William A. Jacobson over at Legal Insurrection summarized Obama's UN speech best. I'll copy and paste it here. If you haven't been over to the Legal Insurrection Blog, it's worth a read. Mr. Jacobson is a law professor at Cornell and quite a brilliant writer.
Barack Obama's speech to the United Nations today had some positive aspects. He gave lip service to freedom of the individual and political rights.
But overall, the speech was more of the same, that whatever the United States has done right, was just making up for what we have done wrong. There was precious little in the speech which was positive about the U.S. While not an outright apology, the entire tone of the speech was apologetic.
The United States as the shining city on the hill is dead. The entire thrust of the speech was that we have acted alone, and caused many if not most of the world's problems:
I took office at a time when many around the world had come to view America with skepticism and distrust. Part of this was due to misperceptions and misinformation about my country. Part of this was due to opposition to specific policies, and a belief that on certain critical issues, America has acted unilaterally, without regard for the interests of others. This has fed an almost reflexive anti-Americanism, which too often has served as an excuse for our collective inaction.

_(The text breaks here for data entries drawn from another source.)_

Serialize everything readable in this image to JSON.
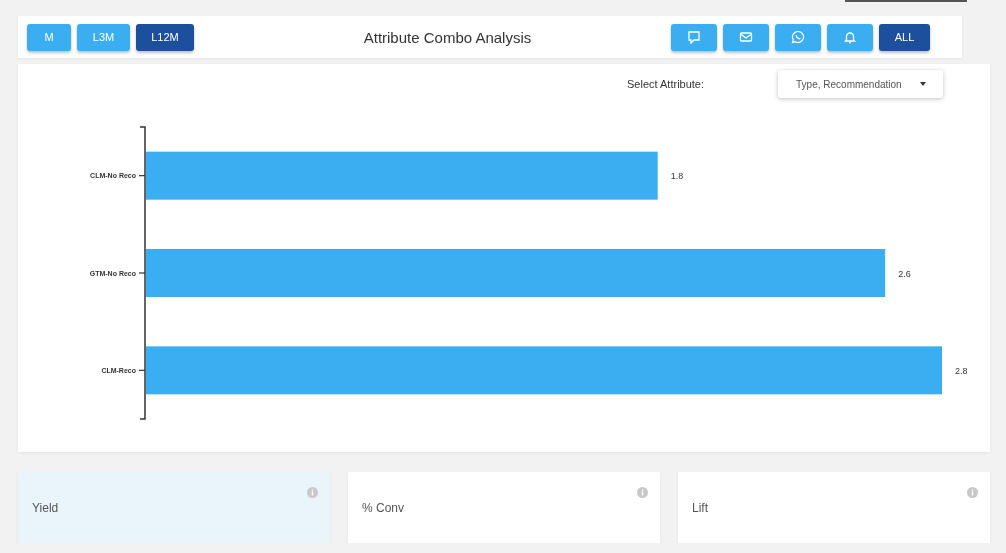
{
  "period_buttons": [
    {
      "label": "M",
      "selected": false
    },
    {
      "label": "L3M",
      "selected": false
    },
    {
      "label": "L12M",
      "selected": true
    }
  ],
  "title": "Attribute Combo Analysis",
  "channel_buttons": [
    {
      "kind": "chat",
      "selected": false
    },
    {
      "kind": "mail",
      "selected": false
    },
    {
      "kind": "whatsapp",
      "selected": false
    },
    {
      "kind": "bell",
      "selected": false
    },
    {
      "kind": "text",
      "label": "ALL",
      "selected": true
    }
  ],
  "attribute_select": {
    "label": "Select Attribute:",
    "value": "Type, Recommendation"
  },
  "chart_data": {
    "type": "bar",
    "orientation": "horizontal",
    "categories": [
      "CLM-No Reco",
      "GTM-No Reco",
      "CLM-Reco"
    ],
    "values": [
      1.8,
      2.6,
      2.8
    ],
    "data_labels": true
  },
  "metric_cards": [
    {
      "label": "Yield",
      "selected": true
    },
    {
      "label": "% Conv",
      "selected": false
    },
    {
      "label": "Lift",
      "selected": false
    }
  ]
}
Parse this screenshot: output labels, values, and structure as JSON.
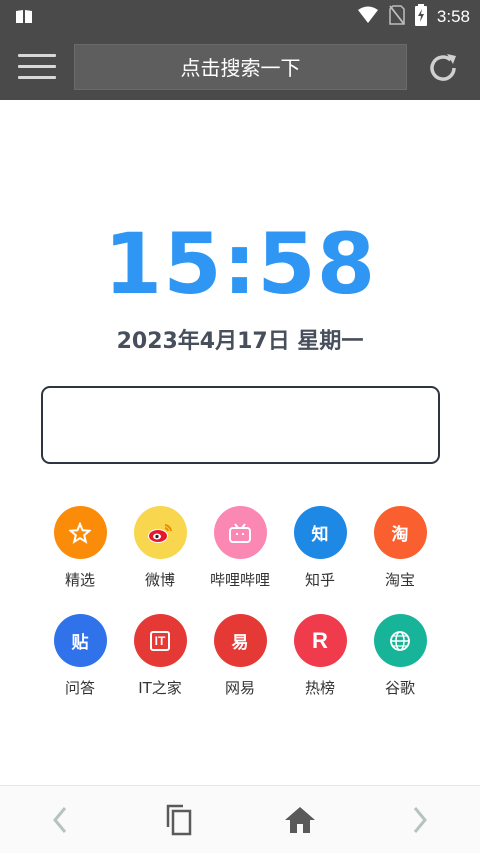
{
  "status_bar": {
    "time": "3:58",
    "icons": [
      "book-icon",
      "wifi-icon",
      "no-sim-icon",
      "battery-charging-icon"
    ]
  },
  "top_bar": {
    "menu_icon": "menu-icon",
    "search_placeholder": "点击搜索一下",
    "refresh_icon": "refresh-icon"
  },
  "clock": {
    "time": "15:58",
    "date": "2023年4月17日 星期一"
  },
  "shortcuts": [
    {
      "label": "精选",
      "glyph": "☆",
      "color": "#fb8c0a"
    },
    {
      "label": "微博",
      "glyph": "",
      "color": "#f8d64e"
    },
    {
      "label": "哔哩哔哩",
      "glyph": "",
      "color": "#fb88b3"
    },
    {
      "label": "知乎",
      "glyph": "知",
      "color": "#1e88e5"
    },
    {
      "label": "淘宝",
      "glyph": "淘",
      "color": "#f95f2f"
    },
    {
      "label": "问答",
      "glyph": "贴",
      "color": "#2f72ea"
    },
    {
      "label": "IT之家",
      "glyph": "IT",
      "color": "#e53935"
    },
    {
      "label": "网易",
      "glyph": "易",
      "color": "#e53935"
    },
    {
      "label": "热榜",
      "glyph": "R",
      "color": "#ef3b4b"
    },
    {
      "label": "谷歌",
      "glyph": "",
      "color": "#17b49a"
    }
  ],
  "bottom_nav": {
    "icons": [
      "back-icon",
      "tabs-icon",
      "home-icon",
      "forward-icon"
    ]
  }
}
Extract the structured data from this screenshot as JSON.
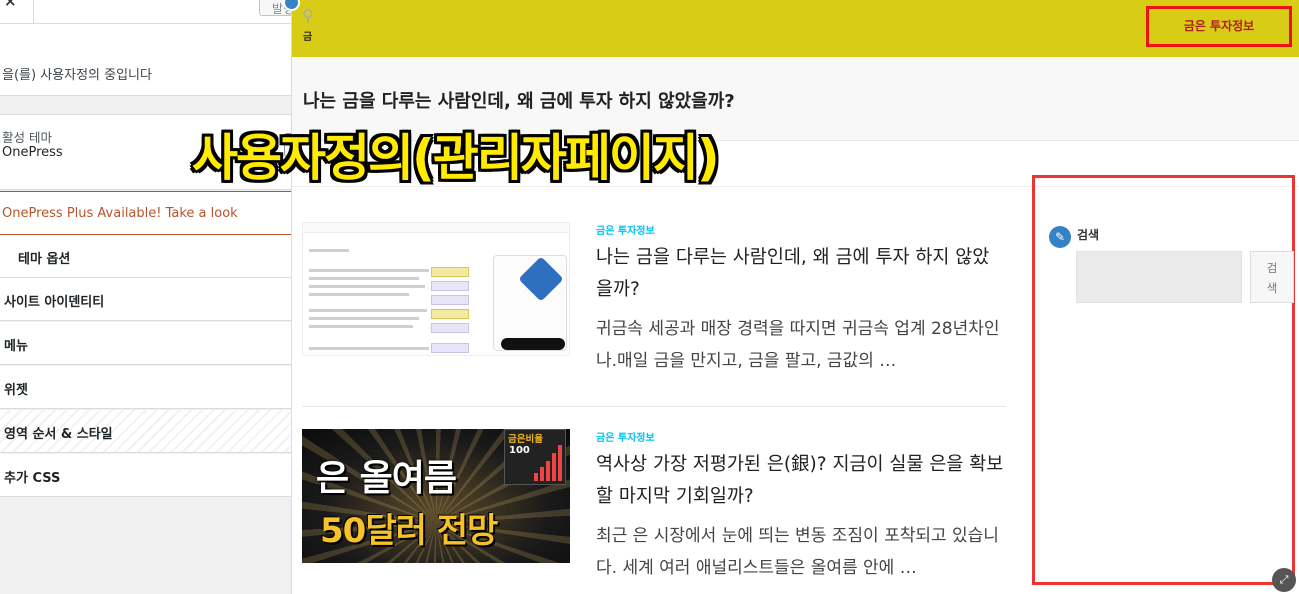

As to the problems caused by others, only passing notice. This passage was particularly striking in its willful ignorance:
We have also re-engaged the United Nations. We have paid our bills. We have joined the Human Rights Council.
Why did we not pay our bills? Because the UN refused to route out rampant corruption and financial mismanagement. Why did we leave the Human Rights Council? Because it had turned into a macabre anti-Semitic, anti-Israel, and anti-Western circus, and it still is. But no criticism of that, we now have made amends by rejoining.
There was much more in the speech along these lines. Read it. Hardly a nice word to say about the United States. One of the closing lines was "The United States stands ready to begin a new chapter of international cooperation - one that recognizes the rights and responsibilities of all nations."
There always was such cooperation, but when the international community failed -- as it almost always does -- we acted. Is Obama taking unilateral action off the table completely? Is 17 visits to the Security Council on an issue not enough? Will he defend the U.S. even when the world disagrees?
This speech gives me little hope.